The main thing which is a nice addition, I personally think, is the visual representation of lead time using the MCT map. That can help teams and companies be more conscious about the waiting time in their system, even beyond the shop floor. Another thing is the POLCA system. Although not really new, it does represent a very practical way, and described in detail, to actually implement the CONWIP principle in a lo-volume, hi-mix environment.

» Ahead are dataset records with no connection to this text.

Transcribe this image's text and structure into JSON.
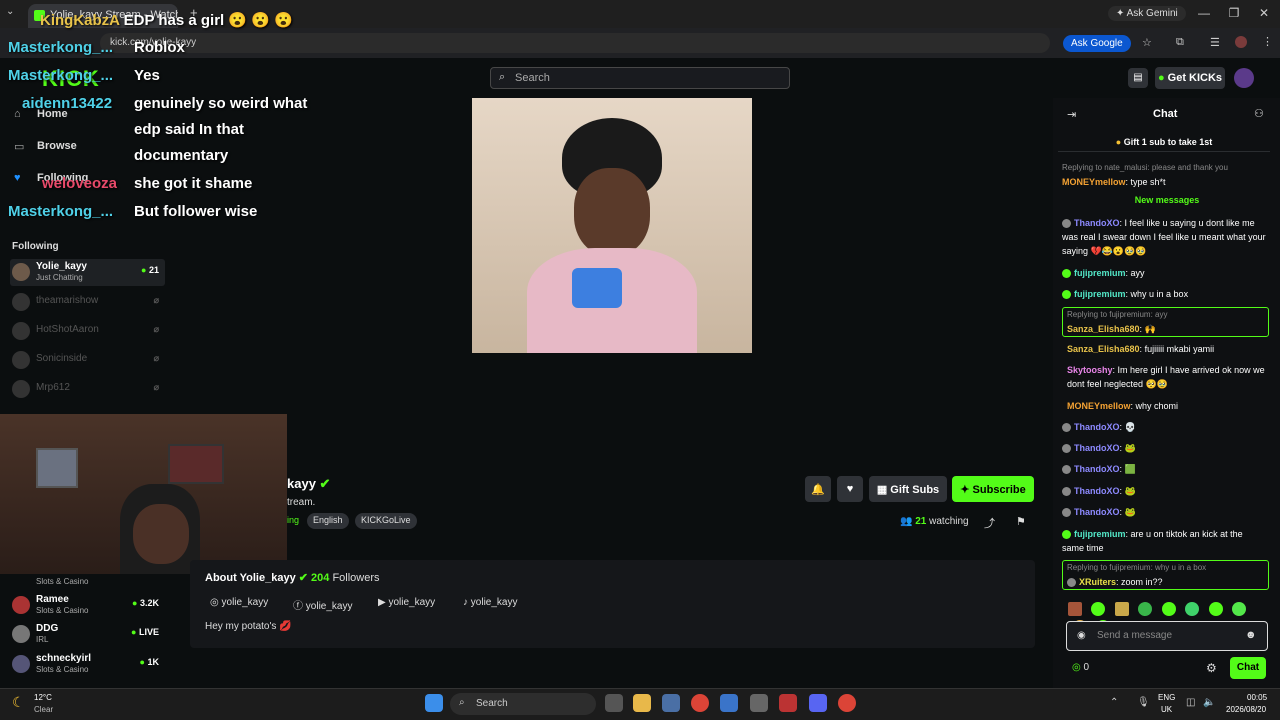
{
  "browser": {
    "tab_title": "Yolie_kayy Stream - Watch...",
    "url": "kick.com/yolie-kayy",
    "ask_gemini": "Ask Gemini",
    "ask_google": "Ask Google"
  },
  "header": {
    "search_placeholder": "Search",
    "get_kicks": "Get KICKs"
  },
  "nav": {
    "home": "Home",
    "browse": "Browse",
    "following": "Following",
    "section": "Following"
  },
  "following": [
    {
      "name": "Yolie_kayy",
      "sub": "Just Chatting",
      "count": "21",
      "live": true
    },
    {
      "name": "theamarishow",
      "sub": "",
      "count": "",
      "live": false
    },
    {
      "name": "HotShotAaron",
      "sub": "",
      "count": "",
      "live": false
    },
    {
      "name": "Sonicinside",
      "sub": "",
      "count": "",
      "live": false
    },
    {
      "name": "Mrp612",
      "sub": "",
      "count": "",
      "live": false
    }
  ],
  "recommended": [
    {
      "name": "Slots & Casino",
      "sub": "",
      "count": ""
    },
    {
      "name": "Ramee",
      "sub": "Slots & Casino",
      "count": "3.2K"
    },
    {
      "name": "DDG",
      "sub": "IRL",
      "count": "LIVE"
    },
    {
      "name": "schneckyirl",
      "sub": "Slots & Casino",
      "count": "1K"
    }
  ],
  "overlay_chat": [
    {
      "user": "KingKabzA",
      "text": "EDP has a girl 😮 😮 😮",
      "color": "#e8c34a"
    },
    {
      "user": "Masterkong_...",
      "text": "Roblox",
      "color": "#4fd1e8"
    },
    {
      "user": "Masterkong_...",
      "text": "Yes",
      "color": "#4fd1e8"
    },
    {
      "user": "aidenn13422",
      "text": "genuinely so weird what",
      "color": "#4fd1e8"
    },
    {
      "user": "",
      "text": "edp said In that",
      "color": "#fff"
    },
    {
      "user": "",
      "text": "documentary",
      "color": "#fff"
    },
    {
      "user": "weloveoza",
      "text": "she got it shame",
      "color": "#e84a6a"
    },
    {
      "user": "Masterkong_...",
      "text": "But follower wise",
      "color": "#4fd1e8"
    }
  ],
  "channel": {
    "name_partial": "kayy",
    "desc_partial": "tream.",
    "tag_partial": "ing",
    "tags": [
      "English",
      "KICKGoLive"
    ],
    "gift_subs": "Gift Subs",
    "subscribe": "Subscribe",
    "watching_count": "21",
    "watching_label": "watching"
  },
  "about": {
    "title": "About Yolie_kayy",
    "followers_count": "204",
    "followers_label": "Followers",
    "socials": [
      "yolie_kayy",
      "yolie_kayy",
      "yolie_kayy",
      "yolie_kayy"
    ],
    "bio": "Hey my potato's 💋"
  },
  "chat": {
    "title": "Chat",
    "gift_banner": "Gift 1 sub to take 1st",
    "new_messages": "New messages",
    "input_placeholder": "Send a message",
    "points": "0",
    "send": "Chat",
    "messages": [
      {
        "reply": "Replying to nate_malusi: please and thank you",
        "user": "MONEYmellow",
        "color": "#f4a233",
        "text": "type sh*t"
      },
      {
        "reply": "",
        "user": "ThandoXO",
        "color": "#8d8aff",
        "text": "I feel like u saying u dont like me was real I swear down I feel like u meant what your saying 💔😂😮🥹🥹"
      },
      {
        "reply": "",
        "user": "fujipremium",
        "color": "#53e8c8",
        "text": "ayy"
      },
      {
        "reply": "",
        "user": "fujipremium",
        "color": "#53e8c8",
        "text": "why u in a box"
      },
      {
        "reply": "Replying to fujipremium: ayy",
        "user": "Sanza_Elisha680",
        "color": "#e8c34a",
        "text": "🙌"
      },
      {
        "reply": "",
        "user": "Sanza_Elisha680",
        "color": "#e8c34a",
        "text": "fujiiiii mkabi yamii"
      },
      {
        "reply": "",
        "user": "Skytooshy",
        "color": "#e885e8",
        "text": "Im here girl I have arrived ok now we dont feel neglected 🥺🥹"
      },
      {
        "reply": "",
        "user": "MONEYmellow",
        "color": "#f4a233",
        "text": "why chomi"
      },
      {
        "reply": "",
        "user": "ThandoXO",
        "color": "#8d8aff",
        "text": "💀"
      },
      {
        "reply": "",
        "user": "ThandoXO",
        "color": "#8d8aff",
        "text": "🐸"
      },
      {
        "reply": "",
        "user": "ThandoXO",
        "color": "#8d8aff",
        "text": "🟩"
      },
      {
        "reply": "",
        "user": "ThandoXO",
        "color": "#8d8aff",
        "text": "🐸"
      },
      {
        "reply": "",
        "user": "ThandoXO",
        "color": "#8d8aff",
        "text": "🐸"
      },
      {
        "reply": "",
        "user": "fujipremium",
        "color": "#53e8c8",
        "text": "are u on tiktok an kick at the same time"
      },
      {
        "reply": "Replying to fujipremium: why u in a box",
        "user": "XRuiters",
        "color": "#e8e04a",
        "text": "zoom in??"
      }
    ]
  },
  "taskbar": {
    "weather_temp": "12°C",
    "weather_desc": "Clear",
    "search": "Search",
    "lang": "ENG",
    "region": "UK",
    "time": "00:05",
    "date": "2026/08/20"
  },
  "colors": {
    "accent": "#53fc18",
    "bg": "#0b0e0f"
  }
}
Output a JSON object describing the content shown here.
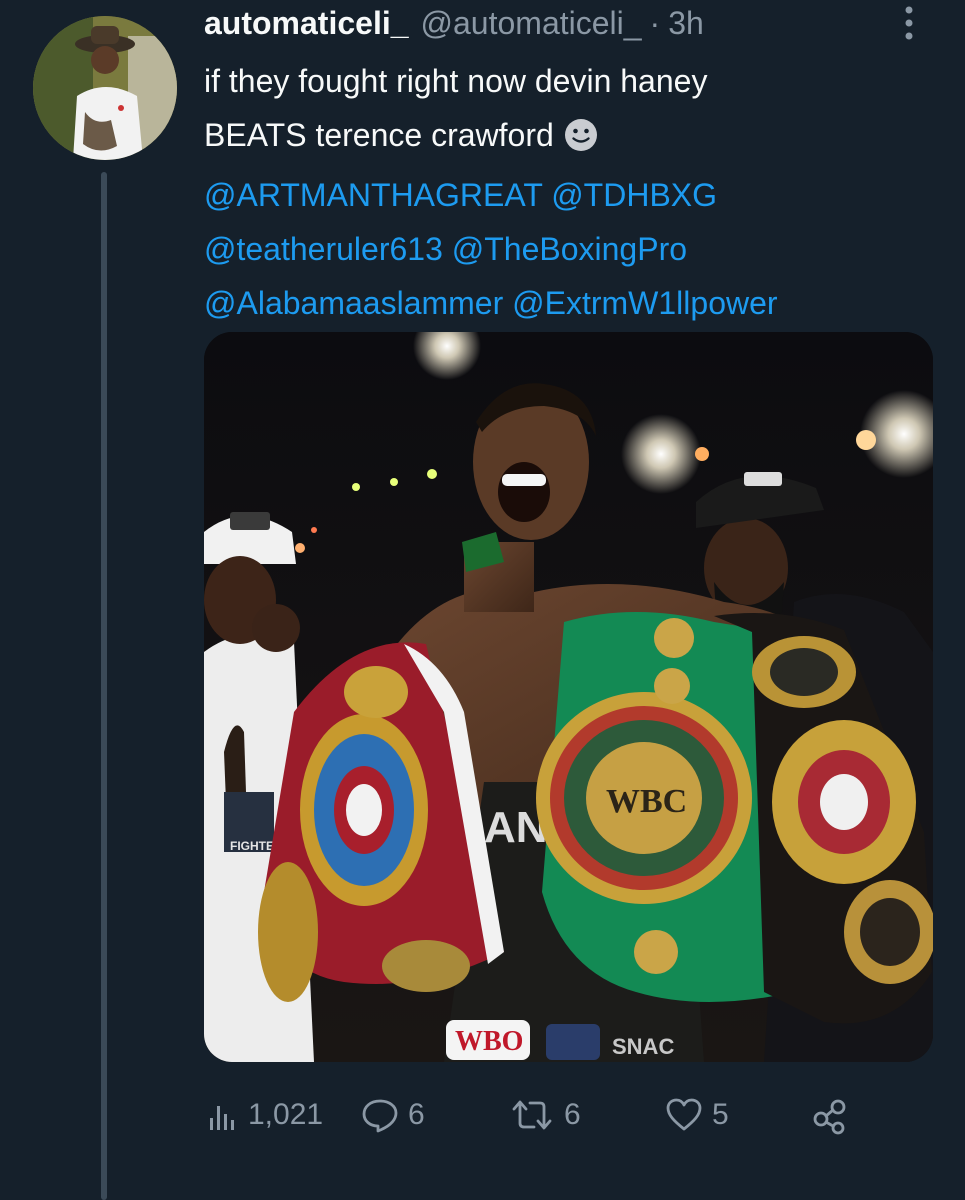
{
  "tweet": {
    "display_name": "automaticeli_",
    "handle": "@automaticeli_",
    "separator": "·",
    "time": "3h",
    "text_line1": "if they fought right now devin haney",
    "text_line2": "BEATS terence crawford",
    "emoji": "slightly-smiling-face",
    "mentions": {
      "m1": "@ARTMANTHAGREAT",
      "m2": "@TDHBXG",
      "m3": "@teatheruler613",
      "m4": "@TheBoxingPro",
      "m5": "@Alabamaaslammer",
      "m6": "@ExtrmW1llpower"
    },
    "media": {
      "description_icon": "photo",
      "visible_text": {
        "belt_wbc": "WBC",
        "trunks_wbo": "WBO",
        "fighters_badge": "FIGHTERS"
      }
    }
  },
  "actions": {
    "views": {
      "icon": "analytics-icon",
      "count": "1,021"
    },
    "replies": {
      "icon": "reply-icon",
      "count": "6"
    },
    "retweets": {
      "icon": "retweet-icon",
      "count": "6"
    },
    "likes": {
      "icon": "heart-icon",
      "count": "5"
    },
    "share": {
      "icon": "share-icon"
    }
  },
  "colors": {
    "background": "#15202b",
    "text": "#f7f9f9",
    "muted": "#8b98a5",
    "link": "#1d9bf0",
    "thread_line": "#3b4a58"
  }
}
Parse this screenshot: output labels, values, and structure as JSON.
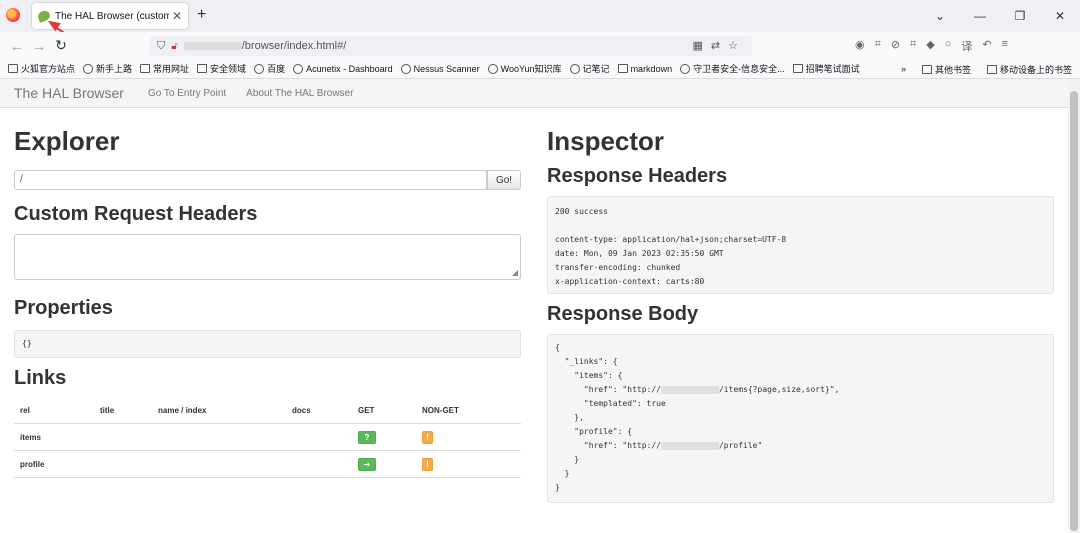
{
  "browser": {
    "tab_title": "The HAL Browser (customize",
    "url_path": "/browser/index.html#/",
    "bookmarks": [
      "火狐官方站点",
      "新手上路",
      "常用网址",
      "安全领域",
      "百度",
      "Acunetix - Dashboard",
      "Nessus Scanner",
      "WooYun知识库",
      "记笔记",
      "markdown",
      "守卫者安全-信息安全...",
      "招聘笔试面试"
    ],
    "bookmarks_right": [
      "其他书签",
      "移动设备上的书签"
    ]
  },
  "hal": {
    "brand": "The HAL Browser",
    "nav": [
      "Go To Entry Point",
      "About The HAL Browser"
    ],
    "explorer": {
      "title": "Explorer",
      "url_value": "/",
      "go_label": "Go!",
      "custom_headers_title": "Custom Request Headers",
      "properties_title": "Properties",
      "properties_value": "{}",
      "links_title": "Links",
      "columns": [
        "rel",
        "title",
        "name / index",
        "docs",
        "GET",
        "NON-GET"
      ],
      "rows": [
        {
          "rel": "items",
          "get_icon": "?"
        },
        {
          "rel": "profile",
          "get_icon": "➔"
        }
      ],
      "nonget_icon": "!"
    },
    "inspector": {
      "title": "Inspector",
      "response_headers_title": "Response Headers",
      "status": "200 success",
      "headers": [
        "content-type: application/hal+json;charset=UTF-8",
        "date: Mon, 09 Jan 2023 02:35:50 GMT",
        "transfer-encoding: chunked",
        "x-application-context: carts:80"
      ],
      "response_body_title": "Response Body",
      "body_lines": [
        "{",
        "  \"_links\": {",
        "    \"items\": {",
        "      \"href\": \"http://",
        "      \"templated\": true",
        "    },",
        "    \"profile\": {",
        "      \"href\": \"http://",
        "    }",
        "  }",
        "}"
      ],
      "items_href_suffix": "/items{?page,size,sort}\",",
      "profile_href_suffix": "/profile\""
    }
  }
}
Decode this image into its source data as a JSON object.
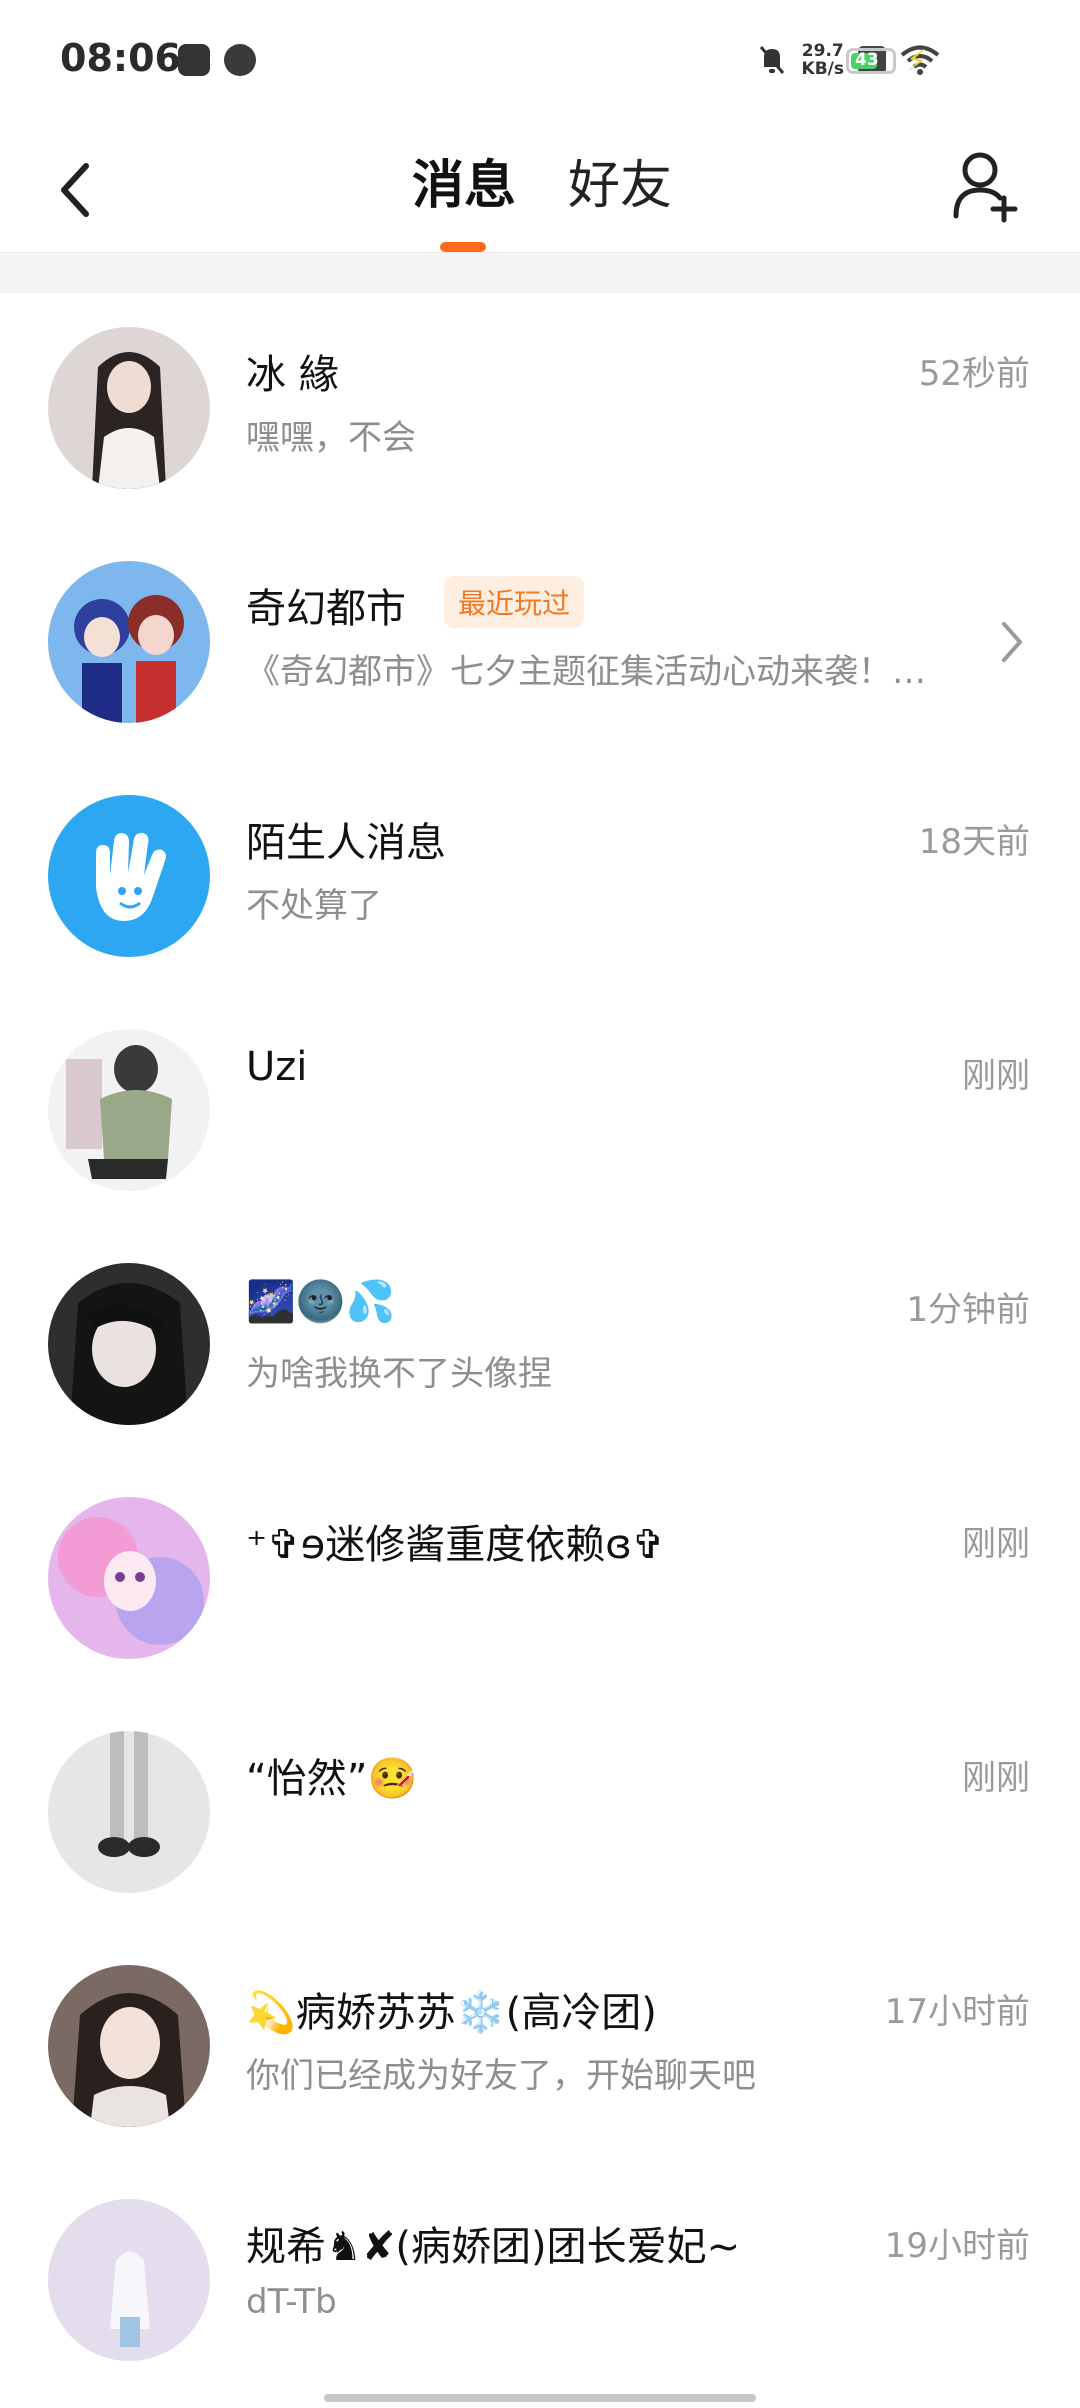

Overall, QRM has taken a subset of Lean elements, relabeled them under the umbrella of QRM and targeted SMEs characterized by a lo-volume and hi-mix of (possibly customized) products. Can these companies benefit from QRM? Sure they can, as the core concepts of QRM as well as its tools are effective ways to improve the operations of these companies, no doubt. But to position it as different from Lean to me is just a marketing fad. There is nothing really new under the sun, but hey, in the end it doesn’t need to be new to be effective. But let’s not create the illusion QRM is different from Lean. It isn’t.
And as for my question on mixing make-to-order with make-to-stock items in the same cell: QRM doesn’t have an answer for this. So back to the gemba it is, working with the teams to discover new territory and continually improving the ways that we currently already apply in mixing and effectively managing these types of products in our cells, with the aim to control and reduce our lead times and reliably serve our customers.